_The task_:
Retype everything in the entries that follow, exactly as shown.
-- Input follows --
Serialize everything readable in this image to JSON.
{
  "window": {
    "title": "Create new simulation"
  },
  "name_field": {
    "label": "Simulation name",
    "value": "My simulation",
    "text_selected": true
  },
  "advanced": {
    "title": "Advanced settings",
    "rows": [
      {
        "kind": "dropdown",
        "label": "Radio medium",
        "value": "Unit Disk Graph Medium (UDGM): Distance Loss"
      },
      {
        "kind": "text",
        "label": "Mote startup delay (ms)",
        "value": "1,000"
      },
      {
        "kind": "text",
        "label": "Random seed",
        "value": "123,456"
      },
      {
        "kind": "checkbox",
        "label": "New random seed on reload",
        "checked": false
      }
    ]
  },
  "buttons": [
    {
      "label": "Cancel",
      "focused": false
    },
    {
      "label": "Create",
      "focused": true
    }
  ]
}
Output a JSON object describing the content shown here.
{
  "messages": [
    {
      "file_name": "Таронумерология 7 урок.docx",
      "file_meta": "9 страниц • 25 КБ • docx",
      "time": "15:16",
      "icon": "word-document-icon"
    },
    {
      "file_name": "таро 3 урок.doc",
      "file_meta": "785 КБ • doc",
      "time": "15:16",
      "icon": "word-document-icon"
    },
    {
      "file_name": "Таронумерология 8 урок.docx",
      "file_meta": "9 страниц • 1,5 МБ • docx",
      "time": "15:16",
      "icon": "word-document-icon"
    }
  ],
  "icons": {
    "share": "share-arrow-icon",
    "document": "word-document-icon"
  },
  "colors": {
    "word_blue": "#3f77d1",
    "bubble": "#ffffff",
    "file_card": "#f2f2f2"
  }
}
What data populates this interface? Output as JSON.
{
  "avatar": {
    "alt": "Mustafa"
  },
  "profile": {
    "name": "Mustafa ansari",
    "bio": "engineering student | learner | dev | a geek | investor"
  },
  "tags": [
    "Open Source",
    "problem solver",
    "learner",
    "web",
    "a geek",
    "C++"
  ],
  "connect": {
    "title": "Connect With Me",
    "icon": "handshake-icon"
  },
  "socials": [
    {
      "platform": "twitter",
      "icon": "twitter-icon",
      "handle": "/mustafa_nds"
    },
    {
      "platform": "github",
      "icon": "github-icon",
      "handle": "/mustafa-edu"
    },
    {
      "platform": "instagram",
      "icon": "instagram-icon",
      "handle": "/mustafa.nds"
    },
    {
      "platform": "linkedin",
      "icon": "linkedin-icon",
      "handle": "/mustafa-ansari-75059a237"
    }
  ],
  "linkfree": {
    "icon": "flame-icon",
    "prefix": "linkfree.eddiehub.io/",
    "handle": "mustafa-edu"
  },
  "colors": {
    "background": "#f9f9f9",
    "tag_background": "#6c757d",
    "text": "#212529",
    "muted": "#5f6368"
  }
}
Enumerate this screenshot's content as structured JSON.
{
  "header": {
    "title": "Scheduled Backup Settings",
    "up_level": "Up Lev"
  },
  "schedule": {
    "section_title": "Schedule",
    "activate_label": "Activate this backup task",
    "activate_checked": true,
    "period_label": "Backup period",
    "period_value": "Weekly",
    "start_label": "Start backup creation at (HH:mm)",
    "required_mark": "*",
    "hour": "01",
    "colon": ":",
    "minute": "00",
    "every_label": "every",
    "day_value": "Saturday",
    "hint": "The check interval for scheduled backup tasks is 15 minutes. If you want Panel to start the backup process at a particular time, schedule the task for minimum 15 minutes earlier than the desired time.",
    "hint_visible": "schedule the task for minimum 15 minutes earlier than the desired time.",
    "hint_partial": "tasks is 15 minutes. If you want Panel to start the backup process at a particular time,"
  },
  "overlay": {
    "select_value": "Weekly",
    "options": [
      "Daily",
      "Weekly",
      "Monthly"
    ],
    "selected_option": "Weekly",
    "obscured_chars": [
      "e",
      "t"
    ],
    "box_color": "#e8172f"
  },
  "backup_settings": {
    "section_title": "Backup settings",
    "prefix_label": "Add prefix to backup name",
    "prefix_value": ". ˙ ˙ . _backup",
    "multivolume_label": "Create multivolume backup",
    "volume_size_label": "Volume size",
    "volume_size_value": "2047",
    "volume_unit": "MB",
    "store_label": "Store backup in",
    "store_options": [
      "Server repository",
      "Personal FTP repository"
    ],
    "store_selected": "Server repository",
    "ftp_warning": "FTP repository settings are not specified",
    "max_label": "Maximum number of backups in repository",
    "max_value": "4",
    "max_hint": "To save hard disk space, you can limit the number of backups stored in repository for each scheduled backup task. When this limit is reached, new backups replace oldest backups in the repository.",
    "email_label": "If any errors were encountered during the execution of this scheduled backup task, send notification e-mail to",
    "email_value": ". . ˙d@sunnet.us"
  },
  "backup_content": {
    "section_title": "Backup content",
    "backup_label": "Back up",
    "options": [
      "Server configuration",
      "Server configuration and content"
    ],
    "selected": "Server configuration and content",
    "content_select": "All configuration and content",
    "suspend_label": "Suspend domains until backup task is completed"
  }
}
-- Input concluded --
_Result for this task_:
Serialize everything readable in this image to JSON.
{
  "window": {
    "title": "Create new simulation"
  },
  "name_field": {
    "label": "Simulation name",
    "value": "My simulation",
    "text_selected": true
  },
  "advanced": {
    "title": "Advanced settings",
    "rows": [
      {
        "kind": "dropdown",
        "label": "Radio medium",
        "value": "Unit Disk Graph Medium (UDGM): Distance Loss"
      },
      {
        "kind": "text",
        "label": "Mote startup delay (ms)",
        "value": "1,000"
      },
      {
        "kind": "text",
        "label": "Random seed",
        "value": "123,456"
      },
      {
        "kind": "checkbox",
        "label": "New random seed on reload",
        "checked": false
      }
    ]
  },
  "buttons": [
    {
      "label": "Cancel",
      "focused": false
    },
    {
      "label": "Create",
      "focused": true
    }
  ]
}
Output a JSON object describing the content shown here.
{
  "messages": [
    {
      "file_name": "Таронумерология 7 урок.docx",
      "file_meta": "9 страниц • 25 КБ • docx",
      "time": "15:16",
      "icon": "word-document-icon"
    },
    {
      "file_name": "таро 3 урок.doc",
      "file_meta": "785 КБ • doc",
      "time": "15:16",
      "icon": "word-document-icon"
    },
    {
      "file_name": "Таронумерология 8 урок.docx",
      "file_meta": "9 страниц • 1,5 МБ • docx",
      "time": "15:16",
      "icon": "word-document-icon"
    }
  ],
  "icons": {
    "share": "share-arrow-icon",
    "document": "word-document-icon"
  },
  "colors": {
    "word_blue": "#3f77d1",
    "bubble": "#ffffff",
    "file_card": "#f2f2f2"
  }
}
What data populates this interface? Output as JSON.
{
  "avatar": {
    "alt": "Mustafa"
  },
  "profile": {
    "name": "Mustafa ansari",
    "bio": "engineering student | learner | dev | a geek | investor"
  },
  "tags": [
    "Open Source",
    "problem solver",
    "learner",
    "web",
    "a geek",
    "C++"
  ],
  "connect": {
    "title": "Connect With Me",
    "icon": "handshake-icon"
  },
  "socials": [
    {
      "platform": "twitter",
      "icon": "twitter-icon",
      "handle": "/mustafa_nds"
    },
    {
      "platform": "github",
      "icon": "github-icon",
      "handle": "/mustafa-edu"
    },
    {
      "platform": "instagram",
      "icon": "instagram-icon",
      "handle": "/mustafa.nds"
    },
    {
      "platform": "linkedin",
      "icon": "linkedin-icon",
      "handle": "/mustafa-ansari-75059a237"
    }
  ],
  "linkfree": {
    "icon": "flame-icon",
    "prefix": "linkfree.eddiehub.io/",
    "handle": "mustafa-edu"
  },
  "colors": {
    "background": "#f9f9f9",
    "tag_background": "#6c757d",
    "text": "#212529",
    "muted": "#5f6368"
  }
}
Enumerate this screenshot's content as structured JSON.
{
  "header": {
    "title": "Scheduled Backup Settings",
    "up_level": "Up Lev"
  },
  "schedule": {
    "section_title": "Schedule",
    "activate_label": "Activate this backup task",
    "activate_checked": true,
    "period_label": "Backup period",
    "period_value": "Weekly",
    "start_label": "Start backup creation at (HH:mm)",
    "required_mark": "*",
    "hour": "01",
    "colon": ":",
    "minute": "00",
    "every_label": "every",
    "day_value": "Saturday",
    "hint": "The check interval for scheduled backup tasks is 15 minutes. If you want Panel to start the backup process at a particular time, schedule the task for minimum 15 minutes earlier than the desired time.",
    "hint_visible": "schedule the task for minimum 15 minutes earlier than the desired time.",
    "hint_partial": "tasks is 15 minutes. If you want Panel to start the backup process at a particular time,"
  },
  "overlay": {
    "select_value": "Weekly",
    "options": [
      "Daily",
      "Weekly",
      "Monthly"
    ],
    "selected_option": "Weekly",
    "obscured_chars": [
      "e",
      "t"
    ],
    "box_color": "#e8172f"
  },
  "backup_settings": {
    "section_title": "Backup settings",
    "prefix_label": "Add prefix to backup name",
    "prefix_value": ". ˙ ˙ . _backup",
    "multivolume_label": "Create multivolume backup",
    "volume_size_label": "Volume size",
    "volume_size_value": "2047",
    "volume_unit": "MB",
    "store_label": "Store backup in",
    "store_options": [
      "Server repository",
      "Personal FTP repository"
    ],
    "store_selected": "Server repository",
    "ftp_warning": "FTP repository settings are not specified",
    "max_label": "Maximum number of backups in repository",
    "max_value": "4",
    "max_hint": "To save hard disk space, you can limit the number of backups stored in repository for each scheduled backup task. When this limit is reached, new backups replace oldest backups in the repository.",
    "email_label": "If any errors were encountered during the execution of this scheduled backup task, send notification e-mail to",
    "email_value": ". . ˙d@sunnet.us"
  },
  "backup_content": {
    "section_title": "Backup content",
    "backup_label": "Back up",
    "options": [
      "Server configuration",
      "Server configuration and content"
    ],
    "selected": "Server configuration and content",
    "content_select": "All configuration and content",
    "suspend_label": "Suspend domains until backup task is completed"
  }
}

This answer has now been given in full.